Allendorf has left behind hate in favor of a philosophy she calls “radical love.” She uses her group to share articles about harm reduction rather than lectures about going cold turkey. She fights local cops on policies like syringe exchange, which reduces the spread of blood-borne diseases. She distributed naloxone before her local government gave her permission. Allendorf began to break all the undignifying rules that negate the base humanity of addicted people. “Dead people can’t recover,” is a popular slogan in the group.“I’m not so much about more ‘toughness’ anymore,” she told me. “It’s about more love.”


Talking to Allendorf, I can’t help but think about my family, and my journey from hate toward love. I think of how I watched my parents become afraid for me, and then afraid of me. My mother had been an operating room nurse and my father was a successful executive, but their status and resources didn’t provide them with the answers they needed to help me. Eventually, they sent me away to a pricey treatment facility, where I lived for three months. I agreed to go, not because I wanted to get better, but because I was exhausted. I could barely lift my bruised arms to sign my name on the admission forms. Beneath the exhaustion, I was also afraid of losing my parents.

At times, inside that facility, I was berated by the staff. I was called a selfish, lying junkie. Old habits. My mental agony was outmatched by the physical withdrawal, which feels like a boomerang barreling right at you twice as fast as you threw it. Heroin made me feel warm and the withdrawal made me freezing. Feeling nothing and numb gave way to hypersensitivity, feeling everything, viscerally. The facility didn’t believe in using medicine that would’ve made me feel better, a cruel extension of an even weirder religious tenet that somehow posits suffering as noble, that it’s the first step to realizing deeper spiritual truths. Withholding medication led to no such awakening, only insomnia and diarrhea.

The connections I have today, with my family, my partner, is why I no longer feel the need for heroin’s embrace. I found the love I had been chasing, and I’m able to feel it.
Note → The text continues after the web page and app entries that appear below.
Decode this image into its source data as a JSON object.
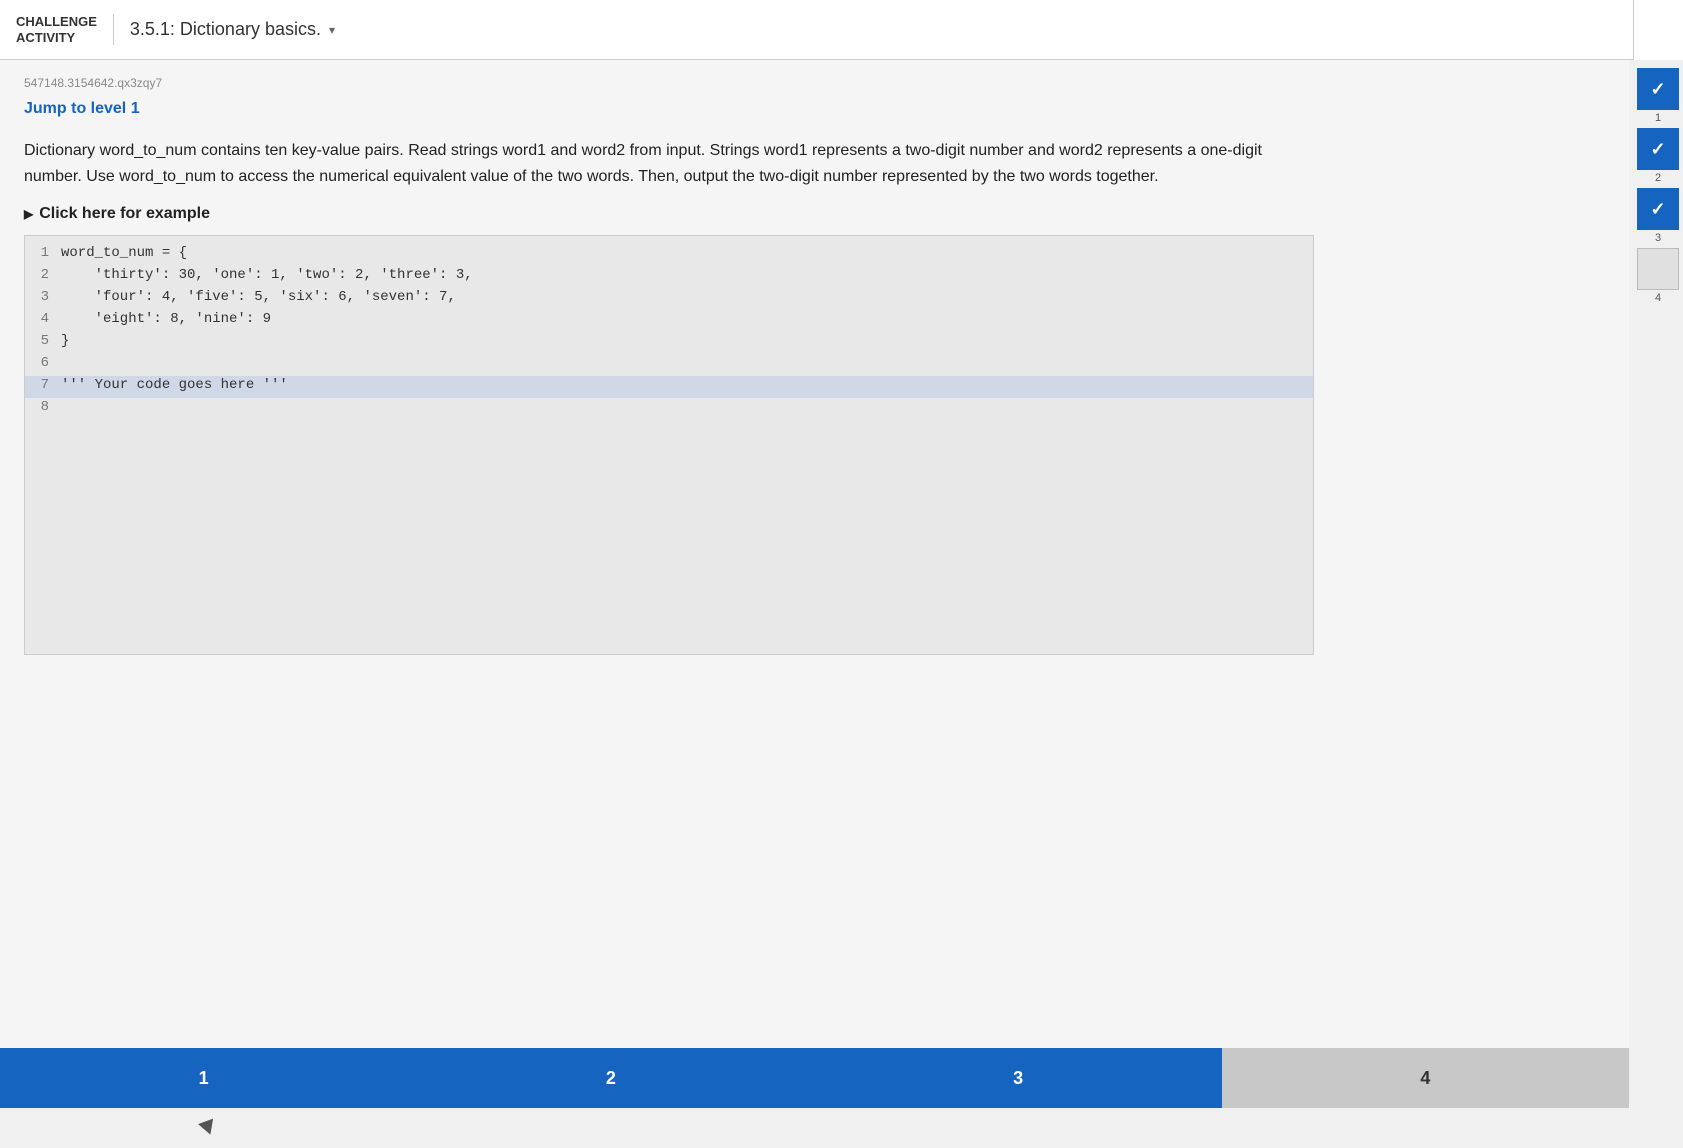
{
  "header": {
    "challenge_line1": "CHALLENGE",
    "challenge_line2": "ACTIVITY",
    "title": "3.5.1: Dictionary basics.",
    "dropdown_icon": "▾"
  },
  "activity": {
    "id": "547148.3154642.qx3zqy7",
    "jump_link": "Jump to level 1",
    "description": "Dictionary word_to_num contains ten key-value pairs. Read strings word1 and word2 from input. Strings word1 represents a two-digit number and word2 represents a one-digit number. Use word_to_num to access the numerical equivalent value of the two words. Then, output the two-digit number represented by the two words together.",
    "example_link": "Click here for example"
  },
  "code": {
    "lines": [
      {
        "num": "1",
        "content": "word_to_num = {",
        "highlighted": false
      },
      {
        "num": "2",
        "content": "    'thirty': 30, 'one': 1, 'two': 2, 'three': 3,",
        "highlighted": false
      },
      {
        "num": "3",
        "content": "    'four': 4, 'five': 5, 'six': 6, 'seven': 7,",
        "highlighted": false
      },
      {
        "num": "4",
        "content": "    'eight': 8, 'nine': 9",
        "highlighted": false
      },
      {
        "num": "5",
        "content": "}",
        "highlighted": false
      },
      {
        "num": "6",
        "content": "",
        "highlighted": false
      },
      {
        "num": "7",
        "content": "''' Your code goes here '''",
        "highlighted": true
      },
      {
        "num": "8",
        "content": "",
        "highlighted": false
      }
    ]
  },
  "tabs": [
    {
      "label": "1",
      "active": true
    },
    {
      "label": "2",
      "active": true
    },
    {
      "label": "3",
      "active": true
    },
    {
      "label": "4",
      "active": false
    }
  ],
  "sidebar": {
    "items": [
      {
        "label": "1",
        "checked": true
      },
      {
        "label": "2",
        "checked": true
      },
      {
        "label": "3",
        "checked": true
      },
      {
        "label": "4",
        "empty": true
      }
    ]
  }
}
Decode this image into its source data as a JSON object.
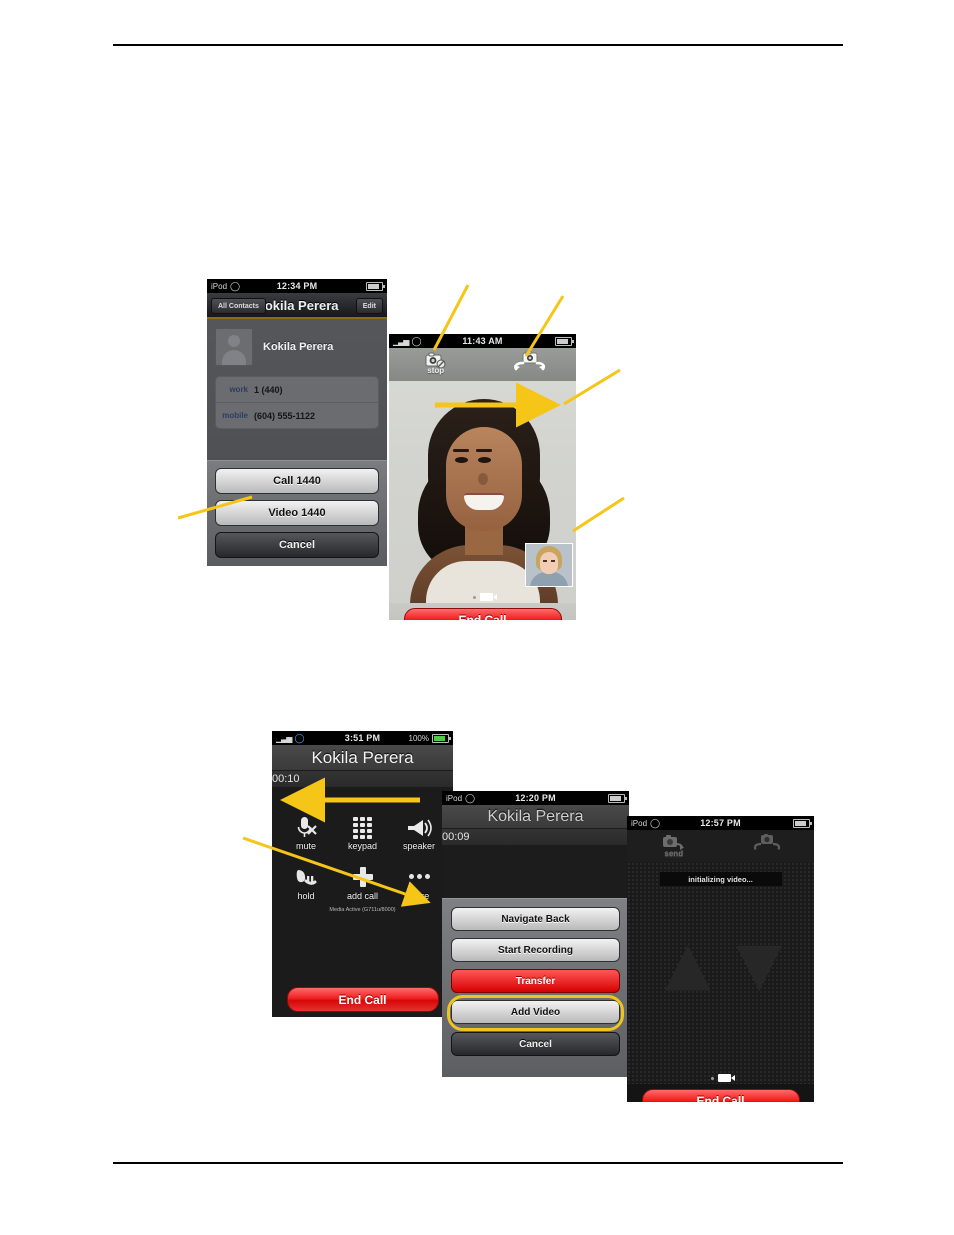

Feeling the pain and suffering, being yelled at and called names, wasn’t what helped me. But the bonds that began to form between me and the other guys inside the facility did. And when my arms weren’t so sore, I started writing letters to old friends and family. Slowly, I reconnected with the world. For the first time in a long time, I began to feel loved and cared for. I learned that I didn’t need to inject a synthetic version of those feelings.

The connections I have today, with my family, my partner, is why I no longer feel the need for heroin’s embrace. I found the love I had been chasing, and I’m able to feel it.

Allendorf may not ever like heroin, and she may forever hate April 9, but those emotions no longer fuel her work today. Allendorf prefers to share stories of people who’ve gotten better. She’s most proud of her middle son, who now has three years of recovery under his belt. For job security and privacy, he requested anonymity.

Last April 9, he posted, “I will hate this day forever” on Facebook. He’s said that when he’s bored, he thinks about calling his brothers and asking what they’re up to. A year ago, he posted, “Even though I [sic] fuking hate you at times we are always brothers.” But more recently, like his mom, he has found ways to love them. “Stay close to the ones you love,” he said, “life is truly too short to feel hate, anger, jealousy. Now days, I feel nothing but love for everyone, even if I don’t know you, you are a friend.”

Addiction nearly tore their whole family apart. But they’ve stuck together. Today, when Allendorf signs off using “IHH,” she means, “I have hope.”

“I still have one son,” she said. “If that isn’t hope, I don’t know what is.”